> _Exercise goal_
The result should be the listing below, restated exactly, with its pictures left out.

===== Data listing

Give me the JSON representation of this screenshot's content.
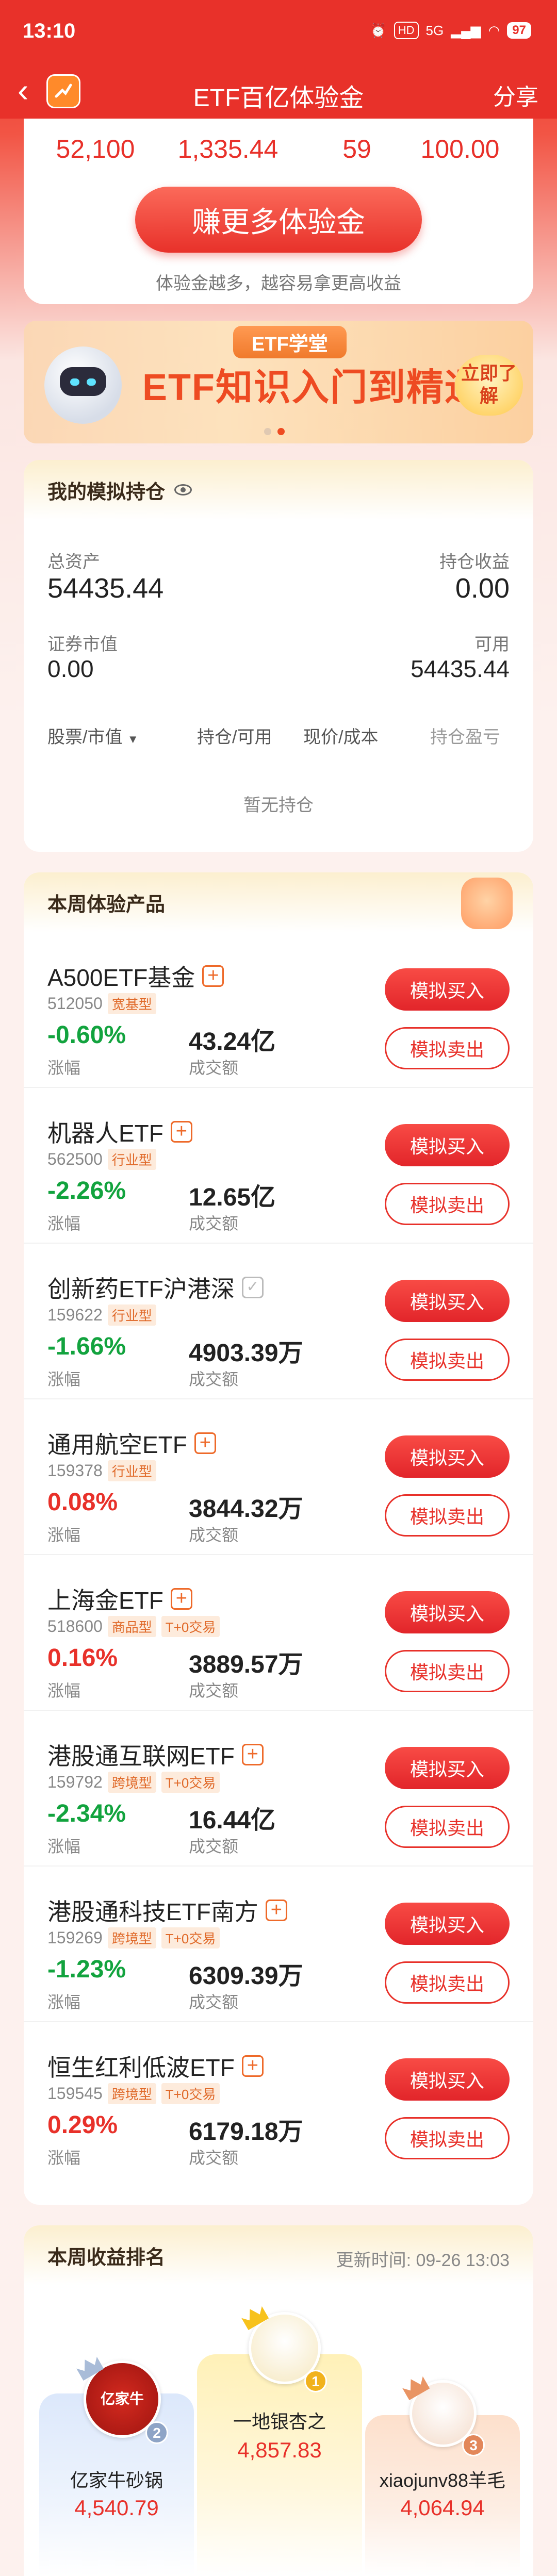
{
  "status_bar": {
    "time": "13:10",
    "network": "5G",
    "hd": "HD",
    "battery": "97"
  },
  "header": {
    "title": "ETF百亿体验金",
    "share": "分享"
  },
  "stats": {
    "values": [
      "52,100",
      "1,335.44",
      "59",
      "100.00"
    ]
  },
  "earn": {
    "button": "赚更多体验金",
    "tip": "体验金越多，越容易拿更高收益"
  },
  "banner": {
    "tag": "ETF学堂",
    "headline": "ETF知识入门到精通",
    "cta": "立即了解"
  },
  "holdings": {
    "title": "我的模拟持仓",
    "total_assets_label": "总资产",
    "total_assets": "54435.44",
    "profit_label": "持仓收益",
    "profit": "0.00",
    "market_value_label": "证券市值",
    "market_value": "0.00",
    "available_label": "可用",
    "available": "54435.44",
    "columns": [
      "股票/市值",
      "持仓/可用",
      "现价/成本",
      "持仓盈亏"
    ],
    "empty": "暂无持仓"
  },
  "products": {
    "title": "本周体验产品",
    "change_label": "涨幅",
    "volume_label": "成交额",
    "buy_label": "模拟买入",
    "sell_label": "模拟卖出",
    "items": [
      {
        "name": "A500ETF基金",
        "code": "512050",
        "tags": [
          "宽基型"
        ],
        "change": "-0.60%",
        "direction": "down",
        "volume": "43.24亿",
        "added": false
      },
      {
        "name": "机器人ETF",
        "code": "562500",
        "tags": [
          "行业型"
        ],
        "change": "-2.26%",
        "direction": "down",
        "volume": "12.65亿",
        "added": false
      },
      {
        "name": "创新药ETF沪港深",
        "code": "159622",
        "tags": [
          "行业型"
        ],
        "change": "-1.66%",
        "direction": "down",
        "volume": "4903.39万",
        "added": true
      },
      {
        "name": "通用航空ETF",
        "code": "159378",
        "tags": [
          "行业型"
        ],
        "change": "0.08%",
        "direction": "up",
        "volume": "3844.32万",
        "added": false
      },
      {
        "name": "上海金ETF",
        "code": "518600",
        "tags": [
          "商品型",
          "T+0交易"
        ],
        "change": "0.16%",
        "direction": "up",
        "volume": "3889.57万",
        "added": false
      },
      {
        "name": "港股通互联网ETF",
        "code": "159792",
        "tags": [
          "跨境型",
          "T+0交易"
        ],
        "change": "-2.34%",
        "direction": "down",
        "volume": "16.44亿",
        "added": false
      },
      {
        "name": "港股通科技ETF南方",
        "code": "159269",
        "tags": [
          "跨境型",
          "T+0交易"
        ],
        "change": "-1.23%",
        "direction": "down",
        "volume": "6309.39万",
        "added": false
      },
      {
        "name": "恒生红利低波ETF",
        "code": "159545",
        "tags": [
          "跨境型",
          "T+0交易"
        ],
        "change": "0.29%",
        "direction": "up",
        "volume": "6179.18万",
        "added": false
      }
    ]
  },
  "ranking": {
    "title": "本周收益排名",
    "updated": "更新时间: 09-26 13:03",
    "first": {
      "rank": "1",
      "name": "一地银杏之",
      "value": "4,857.83"
    },
    "second": {
      "rank": "2",
      "name": "亿家牛砂锅",
      "value": "4,540.79",
      "avatar_text": "亿家牛"
    },
    "third": {
      "rank": "3",
      "name": "xiaojunv88羊毛",
      "value": "4,064.94"
    }
  },
  "colors": {
    "brand_red": "#e8312a",
    "down_green": "#12a33e",
    "accent_orange": "#ee6a2a"
  }
}
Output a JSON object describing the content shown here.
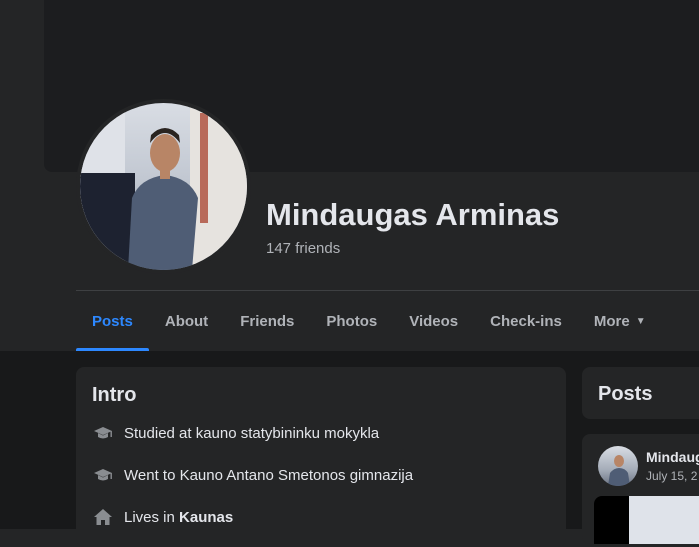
{
  "profile": {
    "name": "Mindaugas Arminas",
    "friends": "147 friends"
  },
  "tabs": [
    {
      "label": "Posts",
      "active": true
    },
    {
      "label": "About"
    },
    {
      "label": "Friends"
    },
    {
      "label": "Photos"
    },
    {
      "label": "Videos"
    },
    {
      "label": "Check-ins"
    },
    {
      "label": "More"
    }
  ],
  "intro": {
    "title": "Intro",
    "items": [
      {
        "icon": "graduation-cap-icon",
        "text": "Studied at kauno statybininku mokykla"
      },
      {
        "icon": "graduation-cap-icon",
        "text": "Went to Kauno Antano Smetonos gimnazija"
      },
      {
        "icon": "home-icon",
        "prefix": "Lives in ",
        "place": "Kaunas"
      }
    ]
  },
  "posts": {
    "title": "Posts",
    "latest": {
      "author": "Mindaug",
      "date": "July 15, 2"
    }
  },
  "colors": {
    "accent": "#2d88ff",
    "surface": "#242526",
    "background": "#18191a"
  }
}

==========

> _Solution to the exercise_
Give me the JSON representation of this screenshot's content.
{
  "status_bar": {
    "time": "13:10",
    "network": "5G",
    "hd": "HD",
    "battery": "97"
  },
  "header": {
    "title": "ETF百亿体验金",
    "share": "分享"
  },
  "stats": {
    "values": [
      "52,100",
      "1,335.44",
      "59",
      "100.00"
    ]
  },
  "earn": {
    "button": "赚更多体验金",
    "tip": "体验金越多，越容易拿更高收益"
  },
  "banner": {
    "tag": "ETF学堂",
    "headline": "ETF知识入门到精通",
    "cta": "立即了解"
  },
  "holdings": {
    "title": "我的模拟持仓",
    "total_assets_label": "总资产",
    "total_assets": "54435.44",
    "profit_label": "持仓收益",
    "profit": "0.00",
    "market_value_label": "证券市值",
    "market_value": "0.00",
    "available_label": "可用",
    "available": "54435.44",
    "columns": [
      "股票/市值",
      "持仓/可用",
      "现价/成本",
      "持仓盈亏"
    ],
    "empty": "暂无持仓"
  },
  "products": {
    "title": "本周体验产品",
    "change_label": "涨幅",
    "volume_label": "成交额",
    "buy_label": "模拟买入",
    "sell_label": "模拟卖出",
    "items": [
      {
        "name": "A500ETF基金",
        "code": "512050",
        "tags": [
          "宽基型"
        ],
        "change": "-0.60%",
        "direction": "down",
        "volume": "43.24亿",
        "added": false
      },
      {
        "name": "机器人ETF",
        "code": "562500",
        "tags": [
          "行业型"
        ],
        "change": "-2.26%",
        "direction": "down",
        "volume": "12.65亿",
        "added": false
      },
      {
        "name": "创新药ETF沪港深",
        "code": "159622",
        "tags": [
          "行业型"
        ],
        "change": "-1.66%",
        "direction": "down",
        "volume": "4903.39万",
        "added": true
      },
      {
        "name": "通用航空ETF",
        "code": "159378",
        "tags": [
          "行业型"
        ],
        "change": "0.08%",
        "direction": "up",
        "volume": "3844.32万",
        "added": false
      },
      {
        "name": "上海金ETF",
        "code": "518600",
        "tags": [
          "商品型",
          "T+0交易"
        ],
        "change": "0.16%",
        "direction": "up",
        "volume": "3889.57万",
        "added": false
      },
      {
        "name": "港股通互联网ETF",
        "code": "159792",
        "tags": [
          "跨境型",
          "T+0交易"
        ],
        "change": "-2.34%",
        "direction": "down",
        "volume": "16.44亿",
        "added": false
      },
      {
        "name": "港股通科技ETF南方",
        "code": "159269",
        "tags": [
          "跨境型",
          "T+0交易"
        ],
        "change": "-1.23%",
        "direction": "down",
        "volume": "6309.39万",
        "added": false
      },
      {
        "name": "恒生红利低波ETF",
        "code": "159545",
        "tags": [
          "跨境型",
          "T+0交易"
        ],
        "change": "0.29%",
        "direction": "up",
        "volume": "6179.18万",
        "added": false
      }
    ]
  },
  "ranking": {
    "title": "本周收益排名",
    "updated": "更新时间: 09-26 13:03",
    "first": {
      "rank": "1",
      "name": "一地银杏之",
      "value": "4,857.83"
    },
    "second": {
      "rank": "2",
      "name": "亿家牛砂锅",
      "value": "4,540.79",
      "avatar_text": "亿家牛"
    },
    "third": {
      "rank": "3",
      "name": "xiaojunv88羊毛",
      "value": "4,064.94"
    }
  },
  "colors": {
    "brand_red": "#e8312a",
    "down_green": "#12a33e",
    "accent_orange": "#ee6a2a"
  }
}
Output a JSON object describing the content shown here.
{
  "profile": {
    "name": "Mindaugas Arminas",
    "friends": "147 friends"
  },
  "tabs": [
    {
      "label": "Posts",
      "active": true
    },
    {
      "label": "About"
    },
    {
      "label": "Friends"
    },
    {
      "label": "Photos"
    },
    {
      "label": "Videos"
    },
    {
      "label": "Check-ins"
    },
    {
      "label": "More"
    }
  ],
  "intro": {
    "title": "Intro",
    "items": [
      {
        "icon": "graduation-cap-icon",
        "text": "Studied at kauno statybininku mokykla"
      },
      {
        "icon": "graduation-cap-icon",
        "text": "Went to Kauno Antano Smetonos gimnazija"
      },
      {
        "icon": "home-icon",
        "prefix": "Lives in ",
        "place": "Kaunas"
      }
    ]
  },
  "posts": {
    "title": "Posts",
    "latest": {
      "author": "Mindaug",
      "date": "July 15, 2"
    }
  },
  "colors": {
    "accent": "#2d88ff",
    "surface": "#242526",
    "background": "#18191a"
  }
}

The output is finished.